Dr. Edward Archer, of the Nutrition Obesity Research Center at the University of Alabama at Birmingham, produced a short video on this specific topic. He explained how exercise is what drives the nutrients we eat toward a useful end, rather than being stored simply as excess body fat. 

If you don’t exercise, you essentially always have a full gas tank—you never really tap into those fuels to create any sort of deficit. So when you eat, no matter if it’s a small meal or a large meal, there’s less of an opportunity for your body to actually use the incoming fuels, and as a result, you’ll probably store them as body fat. But when you exercise, your body has the best chance to use the food you eat in a positive way.

“Over time, your body will let you know what it needs,” said Dr. Michael Ormsbee, Associate Professor in the Department of Nutrition, Food, and Exercise Sciences at Florida State University. “If you listen to your body, it will respond in a positive way. You will feel healthy and ready to take on the day.” Pay attention to the foods you eat and how they actually make you feel and perform.

This article was edited by Kate Findley, Writer for Wondrium Daily, and proofread by Angela Shoemaker, Proofreader and Copy Editor for Wondrium Daily.
Dr. Ormsbee is an Associate Professor in the Department of Nutrition, Food, and Exercise Sciences and Interim Director of the Institute of Sports Sciences and Medicine in the College of Human Sciences at Florida State University.

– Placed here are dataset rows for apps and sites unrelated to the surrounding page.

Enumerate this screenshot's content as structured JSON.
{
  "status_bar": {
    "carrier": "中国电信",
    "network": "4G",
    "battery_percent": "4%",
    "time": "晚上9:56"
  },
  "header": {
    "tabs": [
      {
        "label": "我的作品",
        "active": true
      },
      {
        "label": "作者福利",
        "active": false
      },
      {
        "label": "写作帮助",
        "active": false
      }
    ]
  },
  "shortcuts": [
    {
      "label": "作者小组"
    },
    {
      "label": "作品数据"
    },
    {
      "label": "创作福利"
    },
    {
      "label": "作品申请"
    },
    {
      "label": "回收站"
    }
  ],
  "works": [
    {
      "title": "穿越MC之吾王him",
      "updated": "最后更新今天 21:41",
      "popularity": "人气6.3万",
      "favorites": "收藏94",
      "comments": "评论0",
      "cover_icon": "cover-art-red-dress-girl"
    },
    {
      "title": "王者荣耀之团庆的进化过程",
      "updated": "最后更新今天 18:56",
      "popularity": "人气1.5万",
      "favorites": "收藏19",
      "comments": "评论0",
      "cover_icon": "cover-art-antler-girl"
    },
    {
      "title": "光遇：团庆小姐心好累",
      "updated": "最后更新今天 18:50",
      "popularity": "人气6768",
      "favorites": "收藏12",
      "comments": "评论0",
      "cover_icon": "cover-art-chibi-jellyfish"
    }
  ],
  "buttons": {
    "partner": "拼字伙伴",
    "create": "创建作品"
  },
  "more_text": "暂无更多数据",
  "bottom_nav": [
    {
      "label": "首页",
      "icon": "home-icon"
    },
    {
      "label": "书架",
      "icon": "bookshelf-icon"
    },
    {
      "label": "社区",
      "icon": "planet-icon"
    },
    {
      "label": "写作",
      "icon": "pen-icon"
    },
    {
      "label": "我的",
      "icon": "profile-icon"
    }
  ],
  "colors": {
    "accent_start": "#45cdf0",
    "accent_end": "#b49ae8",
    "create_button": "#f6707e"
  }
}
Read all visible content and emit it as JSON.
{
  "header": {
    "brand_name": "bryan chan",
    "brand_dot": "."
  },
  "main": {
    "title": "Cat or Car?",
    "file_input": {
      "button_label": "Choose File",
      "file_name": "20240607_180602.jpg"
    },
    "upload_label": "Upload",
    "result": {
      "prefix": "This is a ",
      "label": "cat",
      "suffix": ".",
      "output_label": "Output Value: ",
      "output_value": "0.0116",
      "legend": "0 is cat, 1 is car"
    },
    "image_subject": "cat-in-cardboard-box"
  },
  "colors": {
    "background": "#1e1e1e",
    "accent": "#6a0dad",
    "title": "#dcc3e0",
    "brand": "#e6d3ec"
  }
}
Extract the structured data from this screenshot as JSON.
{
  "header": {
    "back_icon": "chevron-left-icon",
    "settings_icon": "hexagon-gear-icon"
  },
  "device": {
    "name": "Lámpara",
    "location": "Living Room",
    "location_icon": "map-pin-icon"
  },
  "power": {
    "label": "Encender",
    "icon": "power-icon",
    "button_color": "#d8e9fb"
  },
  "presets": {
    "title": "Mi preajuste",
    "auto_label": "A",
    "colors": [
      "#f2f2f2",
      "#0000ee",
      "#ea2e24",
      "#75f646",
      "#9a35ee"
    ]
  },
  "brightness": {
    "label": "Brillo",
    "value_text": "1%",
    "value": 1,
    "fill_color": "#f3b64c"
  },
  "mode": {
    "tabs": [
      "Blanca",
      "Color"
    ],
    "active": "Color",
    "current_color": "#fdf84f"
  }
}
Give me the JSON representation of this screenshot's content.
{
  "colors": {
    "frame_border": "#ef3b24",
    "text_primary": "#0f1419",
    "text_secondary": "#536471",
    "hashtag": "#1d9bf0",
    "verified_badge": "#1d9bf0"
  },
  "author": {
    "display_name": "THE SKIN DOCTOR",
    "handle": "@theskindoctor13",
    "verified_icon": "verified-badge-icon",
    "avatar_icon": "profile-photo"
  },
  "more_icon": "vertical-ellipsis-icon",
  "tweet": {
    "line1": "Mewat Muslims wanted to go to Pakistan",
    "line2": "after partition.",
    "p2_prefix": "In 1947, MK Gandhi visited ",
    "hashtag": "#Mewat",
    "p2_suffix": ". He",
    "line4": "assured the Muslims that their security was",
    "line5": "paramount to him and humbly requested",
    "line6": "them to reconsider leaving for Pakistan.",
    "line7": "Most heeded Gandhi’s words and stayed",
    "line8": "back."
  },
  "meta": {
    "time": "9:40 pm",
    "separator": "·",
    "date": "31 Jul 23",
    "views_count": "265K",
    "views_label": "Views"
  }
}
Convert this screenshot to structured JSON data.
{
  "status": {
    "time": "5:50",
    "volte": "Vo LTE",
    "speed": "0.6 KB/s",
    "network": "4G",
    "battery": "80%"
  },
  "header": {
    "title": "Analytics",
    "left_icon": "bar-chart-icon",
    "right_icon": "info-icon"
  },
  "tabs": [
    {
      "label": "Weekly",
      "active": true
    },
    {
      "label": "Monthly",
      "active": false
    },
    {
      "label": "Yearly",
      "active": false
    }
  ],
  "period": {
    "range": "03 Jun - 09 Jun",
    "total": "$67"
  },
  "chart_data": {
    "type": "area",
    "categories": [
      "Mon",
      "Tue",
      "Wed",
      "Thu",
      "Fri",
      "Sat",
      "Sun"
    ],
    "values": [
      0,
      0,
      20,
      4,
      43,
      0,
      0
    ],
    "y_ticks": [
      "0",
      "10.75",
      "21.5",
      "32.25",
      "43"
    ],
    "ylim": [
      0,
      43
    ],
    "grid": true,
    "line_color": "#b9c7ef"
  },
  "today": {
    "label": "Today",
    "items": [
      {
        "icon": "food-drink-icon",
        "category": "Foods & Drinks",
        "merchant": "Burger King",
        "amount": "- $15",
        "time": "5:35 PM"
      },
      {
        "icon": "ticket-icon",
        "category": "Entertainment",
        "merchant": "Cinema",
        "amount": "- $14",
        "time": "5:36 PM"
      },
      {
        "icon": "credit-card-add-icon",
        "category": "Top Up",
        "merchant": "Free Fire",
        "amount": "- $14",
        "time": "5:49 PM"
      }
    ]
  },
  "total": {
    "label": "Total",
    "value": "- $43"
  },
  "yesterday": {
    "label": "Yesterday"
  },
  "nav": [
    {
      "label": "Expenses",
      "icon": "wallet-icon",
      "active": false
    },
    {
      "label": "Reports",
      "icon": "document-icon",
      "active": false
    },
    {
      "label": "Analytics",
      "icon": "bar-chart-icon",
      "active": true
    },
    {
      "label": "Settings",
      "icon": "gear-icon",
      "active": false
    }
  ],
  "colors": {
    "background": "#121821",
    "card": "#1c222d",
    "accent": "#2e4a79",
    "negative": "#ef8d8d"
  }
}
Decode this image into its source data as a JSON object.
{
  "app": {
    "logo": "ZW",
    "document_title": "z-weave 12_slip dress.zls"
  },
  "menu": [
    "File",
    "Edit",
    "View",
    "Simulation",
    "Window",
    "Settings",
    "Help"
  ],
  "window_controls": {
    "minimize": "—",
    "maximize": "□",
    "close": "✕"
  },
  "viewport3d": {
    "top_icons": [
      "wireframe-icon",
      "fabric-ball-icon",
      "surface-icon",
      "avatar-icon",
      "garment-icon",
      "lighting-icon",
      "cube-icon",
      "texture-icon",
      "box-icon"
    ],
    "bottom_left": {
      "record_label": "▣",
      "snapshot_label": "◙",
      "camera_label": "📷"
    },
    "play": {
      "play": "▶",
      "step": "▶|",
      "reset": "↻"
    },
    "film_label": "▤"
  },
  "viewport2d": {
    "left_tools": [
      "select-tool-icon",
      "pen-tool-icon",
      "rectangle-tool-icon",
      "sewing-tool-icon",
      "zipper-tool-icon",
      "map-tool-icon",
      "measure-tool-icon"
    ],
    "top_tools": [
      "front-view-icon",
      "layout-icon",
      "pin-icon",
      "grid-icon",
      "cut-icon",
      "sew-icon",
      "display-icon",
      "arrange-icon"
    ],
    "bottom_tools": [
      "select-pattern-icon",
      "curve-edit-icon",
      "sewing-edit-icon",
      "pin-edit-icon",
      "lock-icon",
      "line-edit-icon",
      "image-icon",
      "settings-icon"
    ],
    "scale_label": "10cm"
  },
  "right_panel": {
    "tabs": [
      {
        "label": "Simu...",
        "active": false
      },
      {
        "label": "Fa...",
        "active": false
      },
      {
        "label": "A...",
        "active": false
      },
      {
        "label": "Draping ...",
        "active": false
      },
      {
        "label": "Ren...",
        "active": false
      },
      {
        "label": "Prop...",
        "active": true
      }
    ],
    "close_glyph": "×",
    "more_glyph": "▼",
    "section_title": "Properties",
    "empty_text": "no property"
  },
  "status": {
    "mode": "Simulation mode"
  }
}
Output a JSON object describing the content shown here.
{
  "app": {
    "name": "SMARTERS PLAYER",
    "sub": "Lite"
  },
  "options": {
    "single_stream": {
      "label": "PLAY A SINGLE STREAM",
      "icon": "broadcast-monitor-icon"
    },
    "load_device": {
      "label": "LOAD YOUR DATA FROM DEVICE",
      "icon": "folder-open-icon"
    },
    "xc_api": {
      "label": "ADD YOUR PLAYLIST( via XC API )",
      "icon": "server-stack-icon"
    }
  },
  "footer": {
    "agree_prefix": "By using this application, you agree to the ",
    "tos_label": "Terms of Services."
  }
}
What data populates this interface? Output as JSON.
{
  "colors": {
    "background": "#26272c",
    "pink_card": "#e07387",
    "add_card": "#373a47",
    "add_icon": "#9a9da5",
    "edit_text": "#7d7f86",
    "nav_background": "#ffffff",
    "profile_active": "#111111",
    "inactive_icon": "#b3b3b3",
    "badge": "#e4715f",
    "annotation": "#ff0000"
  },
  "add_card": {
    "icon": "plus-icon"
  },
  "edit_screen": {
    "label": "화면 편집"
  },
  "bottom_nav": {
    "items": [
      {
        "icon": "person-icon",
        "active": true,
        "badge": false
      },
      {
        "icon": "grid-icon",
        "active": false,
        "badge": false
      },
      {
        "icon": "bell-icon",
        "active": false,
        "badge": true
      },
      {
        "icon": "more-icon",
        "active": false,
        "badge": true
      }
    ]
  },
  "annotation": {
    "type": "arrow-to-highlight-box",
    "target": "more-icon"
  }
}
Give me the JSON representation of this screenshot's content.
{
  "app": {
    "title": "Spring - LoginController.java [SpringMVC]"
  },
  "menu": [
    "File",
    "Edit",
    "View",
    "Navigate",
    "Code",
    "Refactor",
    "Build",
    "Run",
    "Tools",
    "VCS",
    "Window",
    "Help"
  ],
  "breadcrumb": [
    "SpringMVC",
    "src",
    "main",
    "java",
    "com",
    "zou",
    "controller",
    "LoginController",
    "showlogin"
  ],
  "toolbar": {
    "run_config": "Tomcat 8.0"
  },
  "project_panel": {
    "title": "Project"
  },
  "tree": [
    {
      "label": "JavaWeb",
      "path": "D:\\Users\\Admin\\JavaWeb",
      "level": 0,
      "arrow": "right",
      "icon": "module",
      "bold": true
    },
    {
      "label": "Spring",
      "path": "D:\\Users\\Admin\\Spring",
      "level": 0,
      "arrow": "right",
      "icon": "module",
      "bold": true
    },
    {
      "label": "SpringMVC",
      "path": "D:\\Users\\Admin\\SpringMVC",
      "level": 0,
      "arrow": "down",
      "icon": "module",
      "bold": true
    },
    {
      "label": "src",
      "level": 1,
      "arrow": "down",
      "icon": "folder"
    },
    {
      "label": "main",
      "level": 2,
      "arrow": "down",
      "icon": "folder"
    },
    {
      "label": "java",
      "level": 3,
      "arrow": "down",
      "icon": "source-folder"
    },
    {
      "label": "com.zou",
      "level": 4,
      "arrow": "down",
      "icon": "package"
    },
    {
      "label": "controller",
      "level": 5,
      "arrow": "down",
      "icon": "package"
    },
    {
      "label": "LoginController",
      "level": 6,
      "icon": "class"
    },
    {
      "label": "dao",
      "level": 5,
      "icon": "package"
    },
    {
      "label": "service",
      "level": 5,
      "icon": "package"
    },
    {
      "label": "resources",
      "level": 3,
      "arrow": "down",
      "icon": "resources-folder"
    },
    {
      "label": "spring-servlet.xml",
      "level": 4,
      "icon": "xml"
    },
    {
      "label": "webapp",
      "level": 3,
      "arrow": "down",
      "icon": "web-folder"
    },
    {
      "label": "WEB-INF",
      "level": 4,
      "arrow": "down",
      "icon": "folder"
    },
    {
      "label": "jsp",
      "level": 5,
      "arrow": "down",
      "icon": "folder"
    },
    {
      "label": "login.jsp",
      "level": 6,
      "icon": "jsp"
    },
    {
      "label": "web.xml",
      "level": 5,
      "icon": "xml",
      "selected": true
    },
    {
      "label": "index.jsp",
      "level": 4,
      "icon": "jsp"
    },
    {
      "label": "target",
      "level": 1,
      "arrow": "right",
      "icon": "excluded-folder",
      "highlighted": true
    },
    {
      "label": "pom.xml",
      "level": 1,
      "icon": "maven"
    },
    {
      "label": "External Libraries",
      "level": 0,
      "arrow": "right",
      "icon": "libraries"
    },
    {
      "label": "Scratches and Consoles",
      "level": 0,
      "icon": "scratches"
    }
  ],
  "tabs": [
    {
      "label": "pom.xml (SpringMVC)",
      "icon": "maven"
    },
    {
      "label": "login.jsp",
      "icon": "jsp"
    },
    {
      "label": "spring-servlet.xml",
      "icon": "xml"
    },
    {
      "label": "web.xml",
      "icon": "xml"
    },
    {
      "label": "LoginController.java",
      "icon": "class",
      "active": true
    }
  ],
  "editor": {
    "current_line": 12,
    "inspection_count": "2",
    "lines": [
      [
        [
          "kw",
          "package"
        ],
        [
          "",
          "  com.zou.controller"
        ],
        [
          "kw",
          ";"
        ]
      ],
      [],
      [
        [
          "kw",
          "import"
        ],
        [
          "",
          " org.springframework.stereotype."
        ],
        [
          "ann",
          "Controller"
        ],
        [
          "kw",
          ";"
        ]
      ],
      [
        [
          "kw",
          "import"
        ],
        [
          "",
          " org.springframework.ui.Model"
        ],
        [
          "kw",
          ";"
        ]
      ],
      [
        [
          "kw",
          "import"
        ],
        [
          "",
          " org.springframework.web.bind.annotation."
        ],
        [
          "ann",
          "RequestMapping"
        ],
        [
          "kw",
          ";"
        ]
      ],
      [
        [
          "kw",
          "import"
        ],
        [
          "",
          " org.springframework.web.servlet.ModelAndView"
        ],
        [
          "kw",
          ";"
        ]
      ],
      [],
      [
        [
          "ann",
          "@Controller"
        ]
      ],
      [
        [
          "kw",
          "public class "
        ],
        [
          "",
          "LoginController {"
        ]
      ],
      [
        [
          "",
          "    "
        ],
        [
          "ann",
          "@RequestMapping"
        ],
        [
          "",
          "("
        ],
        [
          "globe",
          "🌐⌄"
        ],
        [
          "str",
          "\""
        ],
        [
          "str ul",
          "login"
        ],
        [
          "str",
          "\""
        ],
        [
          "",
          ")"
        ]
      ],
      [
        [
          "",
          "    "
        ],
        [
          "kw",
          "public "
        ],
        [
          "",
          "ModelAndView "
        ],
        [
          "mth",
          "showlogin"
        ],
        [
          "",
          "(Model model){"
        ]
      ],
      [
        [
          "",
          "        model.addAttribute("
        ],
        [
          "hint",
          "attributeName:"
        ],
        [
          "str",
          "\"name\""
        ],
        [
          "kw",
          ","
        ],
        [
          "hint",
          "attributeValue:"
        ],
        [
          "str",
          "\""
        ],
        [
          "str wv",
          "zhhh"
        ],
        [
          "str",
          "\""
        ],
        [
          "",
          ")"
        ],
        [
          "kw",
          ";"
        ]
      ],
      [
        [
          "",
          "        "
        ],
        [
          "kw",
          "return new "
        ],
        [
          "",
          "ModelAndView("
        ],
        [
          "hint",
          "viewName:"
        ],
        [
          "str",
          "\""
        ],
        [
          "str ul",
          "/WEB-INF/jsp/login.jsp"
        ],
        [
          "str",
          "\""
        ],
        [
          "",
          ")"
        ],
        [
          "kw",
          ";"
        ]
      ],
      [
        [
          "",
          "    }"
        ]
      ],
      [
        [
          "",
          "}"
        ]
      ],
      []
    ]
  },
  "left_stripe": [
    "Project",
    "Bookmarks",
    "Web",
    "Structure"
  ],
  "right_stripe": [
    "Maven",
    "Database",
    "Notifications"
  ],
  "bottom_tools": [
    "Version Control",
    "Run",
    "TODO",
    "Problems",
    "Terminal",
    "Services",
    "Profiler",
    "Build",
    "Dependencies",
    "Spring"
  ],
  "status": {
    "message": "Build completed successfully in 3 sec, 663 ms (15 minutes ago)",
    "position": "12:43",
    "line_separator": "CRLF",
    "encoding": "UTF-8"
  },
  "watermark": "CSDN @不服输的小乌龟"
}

Michael Ormsbee is an Associate Professor in the Department of Nutrition, Food, and Exercise Sciences and Interim Director of the Institute of Sports Sciences and Medicine in the College of Human Sciences at Florida State University. He received his MS in Exercise Physiology from South Dakota State University and his PhD in Bioenergetics from East Carolina University.